Practical Examples

To put this information into context, let’s consider an example of a vocalist recording a song in a studio.

The vocalist would use a condenser microphone to capture their vocals, which would then be processed through an equalizer to adjust the frequency and make it sound more balanced. A compressor would also be used to control any drastic changes in the vocal’s dynamics.

The audio would then be monitored through studio monitors, allowing the vocalist to hear their recording accurately. They may also wear headphones to isolate the sound and prevent any sound bleed from the monitors.

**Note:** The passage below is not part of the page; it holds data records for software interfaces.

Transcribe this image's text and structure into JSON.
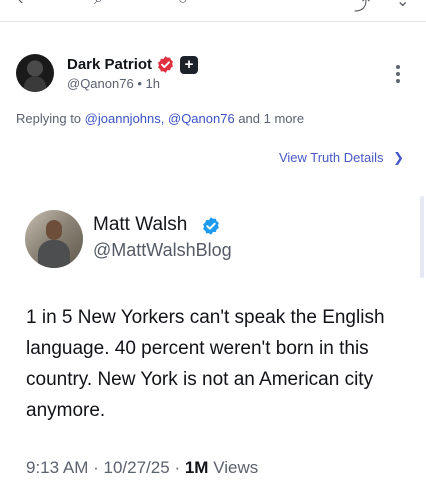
{
  "reply_post": {
    "author_name": "Dark Patriot",
    "handle": "@Qanon76",
    "separator": "•",
    "time": "1h",
    "replying_prefix": "Replying to",
    "mention_1": "@joannjohns,",
    "mention_2": "@Qanon76",
    "replying_suffix": "and 1 more",
    "plus_badge": "+"
  },
  "view_truth": {
    "label": "View Truth Details",
    "chevron": "❯"
  },
  "embedded_post": {
    "author_name": "Matt Walsh",
    "handle": "@MattWalshBlog",
    "text": "1 in 5 New Yorkers can't speak the English language. 40 percent weren't born in this country. New York is not an American city anymore.",
    "time": "9:13 AM",
    "date": "10/27/25",
    "dot": "·",
    "views_count": "1M",
    "views_label": "Views"
  },
  "icons": {
    "verified_red": "verified-badge-red-icon",
    "verified_blue": "verified-badge-blue-icon",
    "more": "more-vertical-icon"
  },
  "colors": {
    "link": "#3b52c4",
    "verified_red": "#e0303f",
    "verified_blue": "#1d9bf0",
    "muted": "#5a6170"
  }
}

In the mixing process, the audio would be fine-tuned and polished using an audio interface and a DAW, adding effects from an FX unit to enhance the vocals even further. Once the final mix is ready, it would be mastered using a mastering software or hardware.


In conclusion, recording equipment is a crucial factor in the music-making process. Each piece of equipment has a specific function and adds value to the overall sound of a recording. As a musician, it is essential to understand the different types of equipment available and how they can be used to your advantage.

We hope this comprehensive guide has shed light on recording equipment and its functions, types, and practical examples. With this knowledge, you can now make informed decisions when it comes to choosing the right equipment for your recording needs. Remember, the key is to understand your equipment and use it effectively to produce high-quality recordings.